The different types of crowns each have their own characteristics and strengths and weaknesses, some of which are listed below. Remember that all of these are relative and the best person to talk to is your Smilemakers dentist!
Porcelain-based, containing no metal. There are different types of All-Ceramic crowns each having their own characteristics.
The best aesthetics of any crown due to the absence of any metal and the gold standard for cosmetic crowns at the front of the mouth (incisors and canines)
Porcelain can fracture and may not be suitable in patients with strong bites and grinding tendencies.
Consist of an outer layer of porcelain bonded to an inner metal core.
Generally stronger than fully porcelain crowns
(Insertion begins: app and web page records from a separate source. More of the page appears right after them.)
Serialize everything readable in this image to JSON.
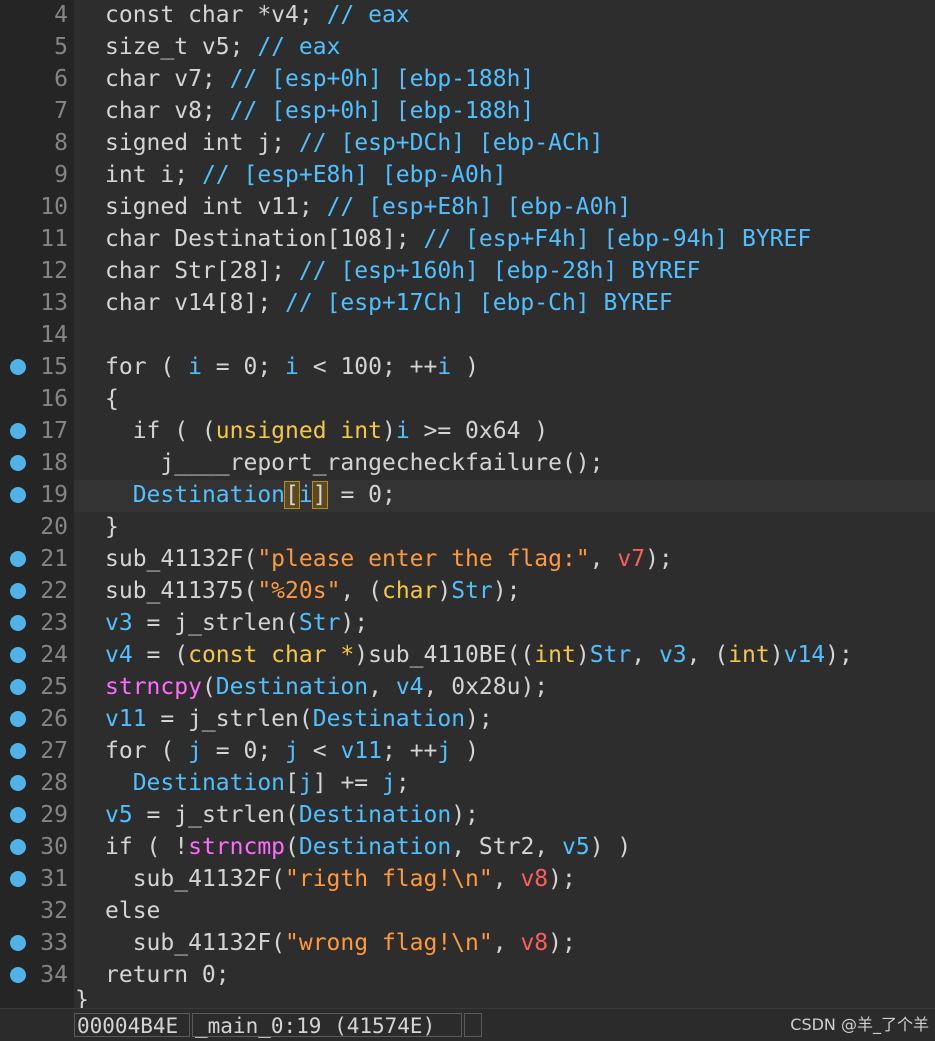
{
  "editor": {
    "lines": [
      {
        "no": "4",
        "bp": false,
        "tokens": [
          [
            "kw",
            "const char *v4; "
          ],
          [
            "cm",
            "// eax"
          ]
        ]
      },
      {
        "no": "5",
        "bp": false,
        "tokens": [
          [
            "kw",
            "size_t v5; "
          ],
          [
            "cm",
            "// eax"
          ]
        ]
      },
      {
        "no": "6",
        "bp": false,
        "tokens": [
          [
            "kw",
            "char v7; "
          ],
          [
            "cm",
            "// [esp+0h] [ebp-188h]"
          ]
        ]
      },
      {
        "no": "7",
        "bp": false,
        "tokens": [
          [
            "kw",
            "char v8; "
          ],
          [
            "cm",
            "// [esp+0h] [ebp-188h]"
          ]
        ]
      },
      {
        "no": "8",
        "bp": false,
        "tokens": [
          [
            "kw",
            "signed int j; "
          ],
          [
            "cm",
            "// [esp+DCh] [ebp-ACh]"
          ]
        ]
      },
      {
        "no": "9",
        "bp": false,
        "tokens": [
          [
            "kw",
            "int i; "
          ],
          [
            "cm",
            "// [esp+E8h] [ebp-A0h]"
          ]
        ]
      },
      {
        "no": "10",
        "bp": false,
        "tokens": [
          [
            "kw",
            "signed int v11; "
          ],
          [
            "cm",
            "// [esp+E8h] [ebp-A0h]"
          ]
        ]
      },
      {
        "no": "11",
        "bp": false,
        "tokens": [
          [
            "kw",
            "char Destination[108]; "
          ],
          [
            "cm",
            "// [esp+F4h] [ebp-94h] BYREF"
          ]
        ]
      },
      {
        "no": "12",
        "bp": false,
        "tokens": [
          [
            "kw",
            "char Str[28]; "
          ],
          [
            "cm",
            "// [esp+160h] [ebp-28h] BYREF"
          ]
        ]
      },
      {
        "no": "13",
        "bp": false,
        "tokens": [
          [
            "kw",
            "char v14[8]; "
          ],
          [
            "cm",
            "// [esp+17Ch] [ebp-Ch] BYREF"
          ]
        ]
      },
      {
        "no": "14",
        "bp": false,
        "tokens": []
      },
      {
        "no": "15",
        "bp": true,
        "tokens": [
          [
            "kw",
            "for ( "
          ],
          [
            "var",
            "i"
          ],
          [
            "kw",
            " = 0; "
          ],
          [
            "var",
            "i"
          ],
          [
            "kw",
            " < 100; ++"
          ],
          [
            "var",
            "i"
          ],
          [
            "kw",
            " )"
          ]
        ]
      },
      {
        "no": "16",
        "bp": false,
        "tokens": [
          [
            "kw",
            "{"
          ]
        ]
      },
      {
        "no": "17",
        "bp": true,
        "tokens": [
          [
            "kw",
            "  if ( ("
          ],
          [
            "typ",
            "unsigned int"
          ],
          [
            "kw",
            ")"
          ],
          [
            "var",
            "i"
          ],
          [
            "kw",
            " >= 0x64 )"
          ]
        ]
      },
      {
        "no": "18",
        "bp": true,
        "tokens": [
          [
            "kw",
            "    j____report_rangecheckfailure();"
          ]
        ]
      },
      {
        "no": "19",
        "bp": true,
        "current": true,
        "tokens": [
          [
            "kw",
            "  "
          ],
          [
            "dst",
            "Destination"
          ],
          [
            "hl",
            "["
          ],
          [
            "var",
            "i"
          ],
          [
            "hl",
            "]"
          ],
          [
            "kw",
            " = 0;"
          ]
        ]
      },
      {
        "no": "20",
        "bp": false,
        "tokens": [
          [
            "kw",
            "}"
          ]
        ]
      },
      {
        "no": "21",
        "bp": true,
        "tokens": [
          [
            "kw",
            "sub_41132F("
          ],
          [
            "str",
            "\"please enter the flag:\""
          ],
          [
            "kw",
            ", "
          ],
          [
            "arg",
            "v7"
          ],
          [
            "kw",
            ");"
          ]
        ]
      },
      {
        "no": "22",
        "bp": true,
        "tokens": [
          [
            "kw",
            "sub_411375("
          ],
          [
            "str",
            "\"%20s\""
          ],
          [
            "kw",
            ", ("
          ],
          [
            "typ",
            "char"
          ],
          [
            "kw",
            ")"
          ],
          [
            "dst",
            "Str"
          ],
          [
            "kw",
            ");"
          ]
        ]
      },
      {
        "no": "23",
        "bp": true,
        "tokens": [
          [
            "var",
            "v3"
          ],
          [
            "kw",
            " = j_strlen("
          ],
          [
            "dst",
            "Str"
          ],
          [
            "kw",
            ");"
          ]
        ]
      },
      {
        "no": "24",
        "bp": true,
        "tokens": [
          [
            "var",
            "v4"
          ],
          [
            "kw",
            " = ("
          ],
          [
            "typ",
            "const char *"
          ],
          [
            "kw",
            ")sub_4110BE(("
          ],
          [
            "typ",
            "int"
          ],
          [
            "kw",
            ")"
          ],
          [
            "dst",
            "Str"
          ],
          [
            "kw",
            ", "
          ],
          [
            "var",
            "v3"
          ],
          [
            "kw",
            ", ("
          ],
          [
            "typ",
            "int"
          ],
          [
            "kw",
            ")"
          ],
          [
            "var",
            "v14"
          ],
          [
            "kw",
            ");"
          ]
        ]
      },
      {
        "no": "25",
        "bp": true,
        "tokens": [
          [
            "imp",
            "strncpy"
          ],
          [
            "kw",
            "("
          ],
          [
            "dst",
            "Destination"
          ],
          [
            "kw",
            ", "
          ],
          [
            "var",
            "v4"
          ],
          [
            "kw",
            ", 0x28u);"
          ]
        ]
      },
      {
        "no": "26",
        "bp": true,
        "tokens": [
          [
            "var",
            "v11"
          ],
          [
            "kw",
            " = j_strlen("
          ],
          [
            "dst",
            "Destination"
          ],
          [
            "kw",
            ");"
          ]
        ]
      },
      {
        "no": "27",
        "bp": true,
        "tokens": [
          [
            "kw",
            "for ( "
          ],
          [
            "var",
            "j"
          ],
          [
            "kw",
            " = 0; "
          ],
          [
            "var",
            "j"
          ],
          [
            "kw",
            " < "
          ],
          [
            "var",
            "v11"
          ],
          [
            "kw",
            "; ++"
          ],
          [
            "var",
            "j"
          ],
          [
            "kw",
            " )"
          ]
        ]
      },
      {
        "no": "28",
        "bp": true,
        "tokens": [
          [
            "kw",
            "  "
          ],
          [
            "dst",
            "Destination"
          ],
          [
            "kw",
            "["
          ],
          [
            "var",
            "j"
          ],
          [
            "kw",
            "] += "
          ],
          [
            "var",
            "j"
          ],
          [
            "kw",
            ";"
          ]
        ]
      },
      {
        "no": "29",
        "bp": true,
        "tokens": [
          [
            "var",
            "v5"
          ],
          [
            "kw",
            " = j_strlen("
          ],
          [
            "dst",
            "Destination"
          ],
          [
            "kw",
            ");"
          ]
        ]
      },
      {
        "no": "30",
        "bp": true,
        "tokens": [
          [
            "kw",
            "if ( !"
          ],
          [
            "imp",
            "strncmp"
          ],
          [
            "kw",
            "("
          ],
          [
            "dst",
            "Destination"
          ],
          [
            "kw",
            ", Str2, "
          ],
          [
            "var",
            "v5"
          ],
          [
            "kw",
            ") )"
          ]
        ]
      },
      {
        "no": "31",
        "bp": true,
        "tokens": [
          [
            "kw",
            "  sub_41132F("
          ],
          [
            "str",
            "\"rigth flag!\\n\""
          ],
          [
            "kw",
            ", "
          ],
          [
            "arg",
            "v8"
          ],
          [
            "kw",
            ");"
          ]
        ]
      },
      {
        "no": "32",
        "bp": false,
        "tokens": [
          [
            "kw",
            "else"
          ]
        ]
      },
      {
        "no": "33",
        "bp": true,
        "tokens": [
          [
            "kw",
            "  sub_41132F("
          ],
          [
            "str",
            "\"wrong flag!\\n\""
          ],
          [
            "kw",
            ", "
          ],
          [
            "arg",
            "v8"
          ],
          [
            "kw",
            ");"
          ]
        ]
      },
      {
        "no": "34",
        "bp": true,
        "tokens": [
          [
            "kw",
            "return 0;"
          ]
        ]
      }
    ],
    "closing_brace": "}"
  },
  "statusbar": {
    "address": "00004B4E",
    "function": "_main_0:19 (41574E)",
    "empty": ""
  },
  "watermark": "CSDN @羊_了个羊"
}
Good aesthetics can be achieved by a skilled technician
Aesthetics not as good as fully porcelain crowns due to presence of metal core and can result in a dark line around the gum margin especially over time
Porcelain can fracture, the weak point being the join between the metal core and the overlying porcelain.
Consist of gold alloyed with other metals to improve the longevity.
Very strong and the crown least likely to break
Require less tooth removal than any other crown type to prepare
Similar wear rate to natural tooth enamel and therefore less likely to wear opposing teeth
The gold content of the crown alloys a very close fit to be achieve to the underlying tooth
Appearance generally limits their use to molar teeth
High cost due to gold content
Imagine a dental practice where you can go and have your new all-ceramic crown made and fitted during a single visit and within an hour. This is what CEREC technology has made possible. Cerec technology also allows for the construction of porcelain onlays and veneers whilst you wait.
Your dentist will prepare your tooth as for a traditional laboratory-made restoration but at this stage, instead of using "dental putty" to take an impression of your tooth, a digital image is taken using a special camera. This image is then converted into a 3D computerised model of your tooth, which is used as a guide to design your new restoration. Once your dentist is happy with the newly designed tooth, this data is sent to an onsite milling machine, which fabricates your new tooth from a high-quality ceramic block.
The ceramic blocks come in a wide variety of shades and colours, and your tooth will be selected to match your surrounding teeth. Once the crown or veneer has been milled, the dentist may characterise it and stain it to match your surrounding teeth, before either polishing it or glazing it in a furnace. Your new restoration will then be cemented into place onto your prepared tooth.
Everything is carried out in a single visit - you only need to visit the dentist once - take one day away from your work or life to have the procedure - instead of the usual two or three visits.
Your dentist is in complete control of the final result - since the restoration is designed and fabricated from start to finish by your dentist, he/she has total control over how it will look and fit, whereas a crown made in a laboratory is under the control of the technician.
The fact that Cerec restorations are milled from a single block of porcelain can limit their use in more aesthetically demanding cases – your dentist will guide you with regards to this.